WHAT YOU WILL DO: Look through the listing and locate every line containing the word "Danh"; copy those lines.

DATA FOR ANALYSIS:
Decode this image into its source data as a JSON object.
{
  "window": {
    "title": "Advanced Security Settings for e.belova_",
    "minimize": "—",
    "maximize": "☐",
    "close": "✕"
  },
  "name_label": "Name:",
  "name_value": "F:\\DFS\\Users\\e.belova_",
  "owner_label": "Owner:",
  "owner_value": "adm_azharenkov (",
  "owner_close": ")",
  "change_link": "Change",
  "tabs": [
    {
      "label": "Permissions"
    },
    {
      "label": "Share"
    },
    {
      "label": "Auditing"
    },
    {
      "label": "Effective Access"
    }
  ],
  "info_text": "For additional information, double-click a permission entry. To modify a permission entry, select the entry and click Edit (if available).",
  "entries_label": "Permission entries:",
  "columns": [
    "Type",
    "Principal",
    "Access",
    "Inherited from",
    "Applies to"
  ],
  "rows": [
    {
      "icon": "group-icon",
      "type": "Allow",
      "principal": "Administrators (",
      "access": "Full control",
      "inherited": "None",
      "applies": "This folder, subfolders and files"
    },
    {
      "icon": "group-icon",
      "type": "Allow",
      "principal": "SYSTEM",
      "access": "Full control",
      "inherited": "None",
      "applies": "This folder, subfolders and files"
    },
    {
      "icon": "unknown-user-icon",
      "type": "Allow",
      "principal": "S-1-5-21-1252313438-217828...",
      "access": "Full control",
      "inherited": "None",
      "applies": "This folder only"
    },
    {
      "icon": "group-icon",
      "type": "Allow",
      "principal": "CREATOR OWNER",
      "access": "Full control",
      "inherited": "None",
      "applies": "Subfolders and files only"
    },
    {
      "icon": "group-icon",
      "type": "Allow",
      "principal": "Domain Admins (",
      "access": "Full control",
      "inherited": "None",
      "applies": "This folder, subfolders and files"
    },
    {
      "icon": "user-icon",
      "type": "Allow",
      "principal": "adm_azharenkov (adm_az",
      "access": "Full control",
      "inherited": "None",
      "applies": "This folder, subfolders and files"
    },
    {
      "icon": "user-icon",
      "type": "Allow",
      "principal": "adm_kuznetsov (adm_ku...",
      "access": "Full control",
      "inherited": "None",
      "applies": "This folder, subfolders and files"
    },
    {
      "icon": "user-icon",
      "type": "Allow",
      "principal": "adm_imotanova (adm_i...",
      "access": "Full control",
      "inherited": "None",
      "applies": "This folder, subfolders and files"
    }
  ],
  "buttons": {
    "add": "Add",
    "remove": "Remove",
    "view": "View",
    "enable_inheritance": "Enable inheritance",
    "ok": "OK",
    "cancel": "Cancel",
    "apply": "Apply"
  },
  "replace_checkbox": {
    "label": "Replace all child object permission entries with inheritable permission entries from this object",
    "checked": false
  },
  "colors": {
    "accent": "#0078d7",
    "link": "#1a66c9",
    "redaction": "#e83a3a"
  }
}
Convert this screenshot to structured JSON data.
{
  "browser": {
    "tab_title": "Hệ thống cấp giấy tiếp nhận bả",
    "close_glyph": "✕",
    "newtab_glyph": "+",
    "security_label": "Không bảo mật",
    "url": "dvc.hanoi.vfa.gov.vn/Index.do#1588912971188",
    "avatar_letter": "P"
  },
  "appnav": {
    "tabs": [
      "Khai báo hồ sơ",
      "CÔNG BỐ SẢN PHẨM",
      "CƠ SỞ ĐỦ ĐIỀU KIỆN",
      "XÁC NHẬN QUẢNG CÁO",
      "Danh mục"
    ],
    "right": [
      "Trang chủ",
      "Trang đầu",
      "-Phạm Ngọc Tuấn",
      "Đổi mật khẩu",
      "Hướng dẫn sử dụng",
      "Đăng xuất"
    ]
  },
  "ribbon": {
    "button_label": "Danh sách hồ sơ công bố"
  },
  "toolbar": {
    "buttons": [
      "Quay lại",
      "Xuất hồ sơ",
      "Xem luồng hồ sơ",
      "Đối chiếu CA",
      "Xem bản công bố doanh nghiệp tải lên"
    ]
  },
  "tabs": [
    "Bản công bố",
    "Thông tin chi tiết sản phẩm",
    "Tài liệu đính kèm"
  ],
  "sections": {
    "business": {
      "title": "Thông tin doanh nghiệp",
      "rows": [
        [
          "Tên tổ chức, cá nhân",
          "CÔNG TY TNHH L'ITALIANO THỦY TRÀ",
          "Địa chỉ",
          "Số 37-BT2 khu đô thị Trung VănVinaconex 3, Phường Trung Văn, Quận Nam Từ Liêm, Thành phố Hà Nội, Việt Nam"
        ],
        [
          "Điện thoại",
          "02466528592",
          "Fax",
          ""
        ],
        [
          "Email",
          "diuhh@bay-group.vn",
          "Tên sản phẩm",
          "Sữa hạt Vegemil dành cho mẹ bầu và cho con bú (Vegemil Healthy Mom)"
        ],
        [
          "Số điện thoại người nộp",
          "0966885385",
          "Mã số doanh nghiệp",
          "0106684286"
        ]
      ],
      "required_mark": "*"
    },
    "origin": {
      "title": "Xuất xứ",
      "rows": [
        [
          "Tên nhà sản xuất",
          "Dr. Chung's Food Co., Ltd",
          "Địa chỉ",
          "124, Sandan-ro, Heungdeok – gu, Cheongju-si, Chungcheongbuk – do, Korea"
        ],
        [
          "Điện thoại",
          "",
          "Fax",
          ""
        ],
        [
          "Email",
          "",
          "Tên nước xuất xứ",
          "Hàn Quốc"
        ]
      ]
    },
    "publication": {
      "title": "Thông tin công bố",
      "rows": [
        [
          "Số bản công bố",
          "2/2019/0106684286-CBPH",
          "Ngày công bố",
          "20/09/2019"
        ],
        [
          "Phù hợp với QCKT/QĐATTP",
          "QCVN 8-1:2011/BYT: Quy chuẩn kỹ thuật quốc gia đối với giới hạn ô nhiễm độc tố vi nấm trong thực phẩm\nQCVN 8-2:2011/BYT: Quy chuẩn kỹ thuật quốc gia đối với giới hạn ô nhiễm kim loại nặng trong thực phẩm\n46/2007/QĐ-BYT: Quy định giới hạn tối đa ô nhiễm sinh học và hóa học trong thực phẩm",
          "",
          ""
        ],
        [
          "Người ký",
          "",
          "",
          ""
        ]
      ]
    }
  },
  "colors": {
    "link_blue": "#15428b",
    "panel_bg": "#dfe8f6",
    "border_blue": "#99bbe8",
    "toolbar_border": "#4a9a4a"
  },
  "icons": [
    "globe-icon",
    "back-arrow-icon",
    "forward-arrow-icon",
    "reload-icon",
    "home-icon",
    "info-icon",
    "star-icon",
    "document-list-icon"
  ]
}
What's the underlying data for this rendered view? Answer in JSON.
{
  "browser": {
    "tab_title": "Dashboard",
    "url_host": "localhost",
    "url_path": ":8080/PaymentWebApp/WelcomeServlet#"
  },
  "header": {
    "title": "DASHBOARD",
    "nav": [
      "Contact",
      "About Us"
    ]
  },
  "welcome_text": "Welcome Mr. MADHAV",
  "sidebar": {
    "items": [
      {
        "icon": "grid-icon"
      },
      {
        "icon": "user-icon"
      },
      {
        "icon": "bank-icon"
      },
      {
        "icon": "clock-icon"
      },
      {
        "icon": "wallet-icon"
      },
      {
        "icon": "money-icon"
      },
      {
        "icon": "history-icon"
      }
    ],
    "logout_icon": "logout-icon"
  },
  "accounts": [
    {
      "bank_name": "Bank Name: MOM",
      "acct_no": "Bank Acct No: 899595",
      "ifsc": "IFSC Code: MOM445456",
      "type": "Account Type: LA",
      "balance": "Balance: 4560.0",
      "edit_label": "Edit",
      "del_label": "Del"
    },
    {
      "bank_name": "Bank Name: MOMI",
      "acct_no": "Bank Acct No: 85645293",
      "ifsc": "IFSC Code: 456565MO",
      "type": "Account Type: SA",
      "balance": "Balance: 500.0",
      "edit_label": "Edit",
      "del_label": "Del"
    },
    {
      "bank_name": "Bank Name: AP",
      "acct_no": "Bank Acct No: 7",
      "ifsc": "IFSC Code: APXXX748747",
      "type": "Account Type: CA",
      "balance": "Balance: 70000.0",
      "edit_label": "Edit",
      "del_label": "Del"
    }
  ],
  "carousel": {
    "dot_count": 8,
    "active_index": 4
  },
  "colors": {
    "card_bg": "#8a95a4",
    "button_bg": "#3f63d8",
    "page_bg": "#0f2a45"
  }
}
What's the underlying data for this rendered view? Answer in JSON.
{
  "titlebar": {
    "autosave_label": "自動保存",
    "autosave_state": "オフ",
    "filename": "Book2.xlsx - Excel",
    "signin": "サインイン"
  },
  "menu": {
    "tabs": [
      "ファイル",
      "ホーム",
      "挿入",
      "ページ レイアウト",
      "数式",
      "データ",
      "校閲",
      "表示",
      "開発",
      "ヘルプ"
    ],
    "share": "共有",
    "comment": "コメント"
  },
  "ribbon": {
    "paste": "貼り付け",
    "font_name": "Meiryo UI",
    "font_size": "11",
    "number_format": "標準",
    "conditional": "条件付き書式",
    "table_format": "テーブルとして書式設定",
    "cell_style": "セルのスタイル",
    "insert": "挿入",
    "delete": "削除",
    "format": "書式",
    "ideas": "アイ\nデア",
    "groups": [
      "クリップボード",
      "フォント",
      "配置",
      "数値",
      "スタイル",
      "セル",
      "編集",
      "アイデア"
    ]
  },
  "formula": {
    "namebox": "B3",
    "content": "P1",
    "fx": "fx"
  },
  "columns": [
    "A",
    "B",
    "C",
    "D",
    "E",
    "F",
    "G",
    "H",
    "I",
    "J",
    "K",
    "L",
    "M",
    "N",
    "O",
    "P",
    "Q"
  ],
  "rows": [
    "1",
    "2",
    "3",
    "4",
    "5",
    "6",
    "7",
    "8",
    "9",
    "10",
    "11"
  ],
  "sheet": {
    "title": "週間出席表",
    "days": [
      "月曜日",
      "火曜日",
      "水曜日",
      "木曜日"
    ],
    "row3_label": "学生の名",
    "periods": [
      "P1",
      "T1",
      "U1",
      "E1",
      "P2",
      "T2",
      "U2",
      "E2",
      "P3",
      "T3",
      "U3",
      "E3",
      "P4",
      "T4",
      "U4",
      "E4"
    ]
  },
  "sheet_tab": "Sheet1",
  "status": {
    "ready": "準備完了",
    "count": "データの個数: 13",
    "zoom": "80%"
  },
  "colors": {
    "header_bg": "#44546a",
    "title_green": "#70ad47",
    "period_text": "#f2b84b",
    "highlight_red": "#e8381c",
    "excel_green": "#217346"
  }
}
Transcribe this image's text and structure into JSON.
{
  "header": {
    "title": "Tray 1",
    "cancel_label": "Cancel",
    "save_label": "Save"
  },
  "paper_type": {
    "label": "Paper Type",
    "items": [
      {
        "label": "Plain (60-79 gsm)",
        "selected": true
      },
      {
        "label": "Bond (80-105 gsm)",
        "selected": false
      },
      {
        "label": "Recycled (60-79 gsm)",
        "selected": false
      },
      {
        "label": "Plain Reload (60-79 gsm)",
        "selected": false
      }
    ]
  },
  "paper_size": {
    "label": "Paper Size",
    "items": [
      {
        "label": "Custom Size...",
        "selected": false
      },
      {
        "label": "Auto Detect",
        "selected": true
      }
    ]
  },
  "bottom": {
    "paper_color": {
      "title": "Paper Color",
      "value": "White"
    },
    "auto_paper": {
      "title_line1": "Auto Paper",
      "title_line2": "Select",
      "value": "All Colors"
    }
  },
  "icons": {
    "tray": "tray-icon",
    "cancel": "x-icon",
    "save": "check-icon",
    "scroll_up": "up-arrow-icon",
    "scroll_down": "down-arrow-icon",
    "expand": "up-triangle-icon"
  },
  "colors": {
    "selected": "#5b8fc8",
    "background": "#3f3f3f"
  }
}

WRITTEN SOLUTION:
      "Danh mục"
    "button_label": "Danh sách hồ sơ công bố"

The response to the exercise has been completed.